Work order:
Search the data for the string "value", and report each line where it is found.

Data records
┌──

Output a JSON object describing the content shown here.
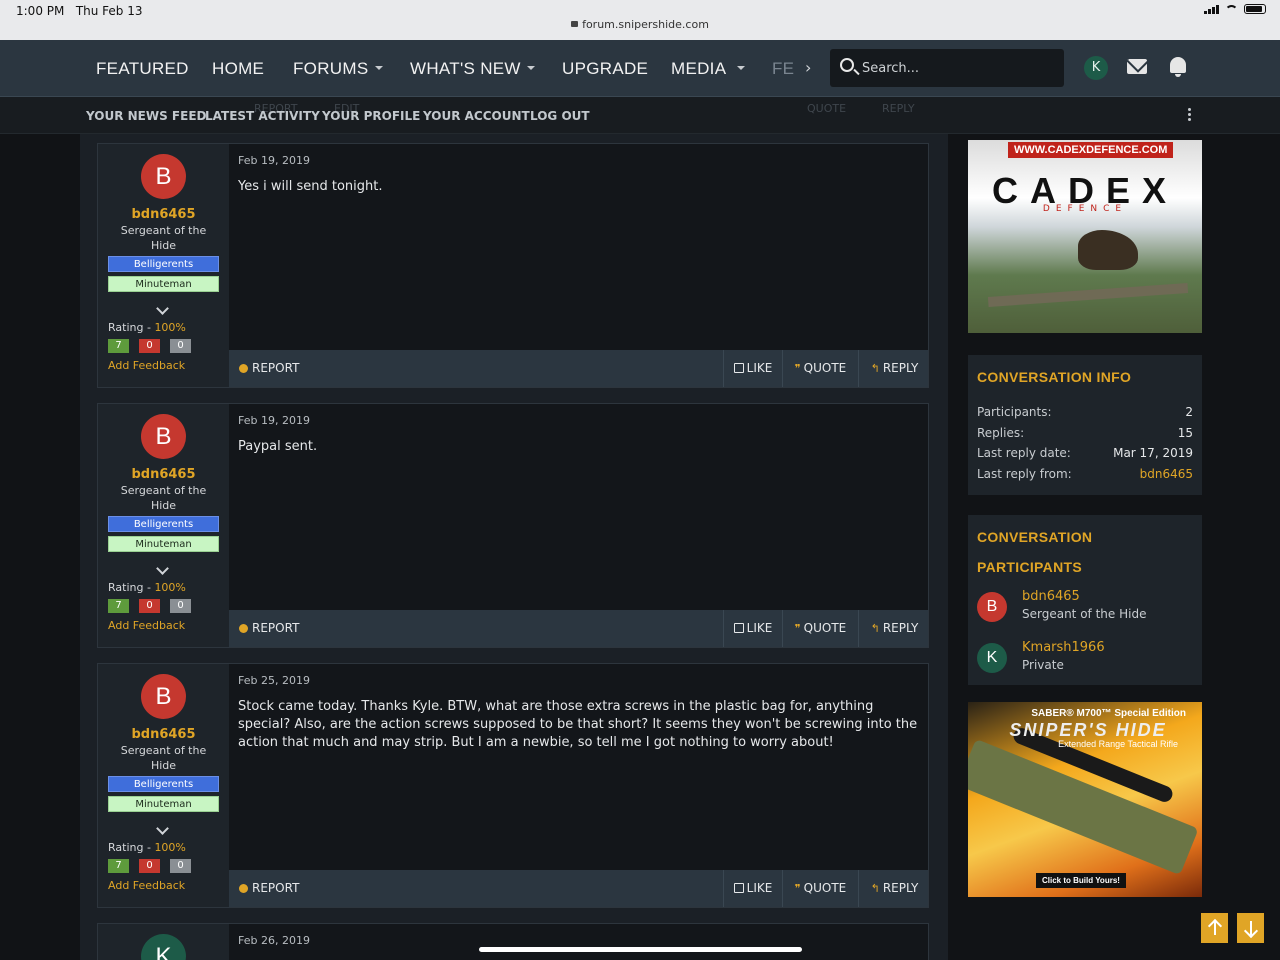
{
  "status": {
    "time": "1:00 PM",
    "date": "Thu Feb 13",
    "url": "forum.snipershide.com"
  },
  "nav": {
    "items": [
      "FEATURED",
      "HOME",
      "FORUMS",
      "WHAT'S NEW",
      "UPGRADE",
      "MEDIA",
      "FE"
    ],
    "search_placeholder": "Search...",
    "user_initial": "K"
  },
  "subnav": {
    "items": [
      "YOUR NEWS FEED",
      "LATEST ACTIVITY",
      "YOUR PROFILE",
      "YOUR ACCOUNT",
      "LOG OUT"
    ],
    "ghost": [
      "REPORT",
      "EDIT",
      "QUOTE",
      "REPLY"
    ]
  },
  "labels": {
    "report": "REPORT",
    "like": "LIKE",
    "quote": "QUOTE",
    "reply": "REPLY",
    "rating": "Rating",
    "add_feedback": "Add Feedback"
  },
  "posts": [
    {
      "initial": "B",
      "username": "bdn6465",
      "title": "Sergeant of the Hide",
      "badges": [
        "Belligerents",
        "Minuteman"
      ],
      "rating": "100%",
      "feedback": [
        "7",
        "0",
        "0"
      ],
      "date": "Feb 19, 2019",
      "message": "Yes i will send tonight."
    },
    {
      "initial": "B",
      "username": "bdn6465",
      "title": "Sergeant of the Hide",
      "badges": [
        "Belligerents",
        "Minuteman"
      ],
      "rating": "100%",
      "feedback": [
        "7",
        "0",
        "0"
      ],
      "date": "Feb 19, 2019",
      "message": "Paypal sent."
    },
    {
      "initial": "B",
      "username": "bdn6465",
      "title": "Sergeant of the Hide",
      "badges": [
        "Belligerents",
        "Minuteman"
      ],
      "rating": "100%",
      "feedback": [
        "7",
        "0",
        "0"
      ],
      "date": "Feb 25, 2019",
      "message": "Stock came today. Thanks Kyle. BTW, what are those extra screws in the plastic bag for, anything special? Also, are the action screws supposed to be that short? It seems they won't be screwing into the action that much and may strip. But I am a newbie, so tell me I got nothing to worry about!"
    },
    {
      "initial": "K",
      "date": "Feb 26, 2019"
    }
  ],
  "ad1": {
    "url": "WWW.CADEXDEFENCE.COM",
    "brand": "CADEX",
    "sub": "DEFENCE"
  },
  "conversation_info": {
    "heading": "CONVERSATION INFO",
    "rows": [
      {
        "label": "Participants:",
        "value": "2"
      },
      {
        "label": "Replies:",
        "value": "15"
      },
      {
        "label": "Last reply date:",
        "value": "Mar 17, 2019"
      },
      {
        "label": "Last reply from:",
        "value": "bdn6465"
      }
    ]
  },
  "participants": {
    "heading_line1": "CONVERSATION",
    "heading_line2": "PARTICIPANTS",
    "list": [
      {
        "initial": "B",
        "name": "bdn6465",
        "title": "Sergeant of the Hide",
        "color": "#c5382f"
      },
      {
        "initial": "K",
        "name": "Kmarsh1966",
        "title": "Private",
        "color": "#1d5b48"
      }
    ]
  },
  "ad2": {
    "line1": "SABER® M700™ Special Edition",
    "line2": "SNIPER'S HIDE",
    "line3": "Extended Range Tactical Rifle",
    "cta": "Click to Build Yours!"
  },
  "colors": {
    "accent": "#e0a526",
    "nav_bg": "#2b3640",
    "badge_blue": "#3f6edb",
    "badge_green": "#c8f5c3"
  }
}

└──

Your solution:
        "value": "2"
        "value": "15"
        "value": "Mar 17, 2019"
        "value": "bdn6465"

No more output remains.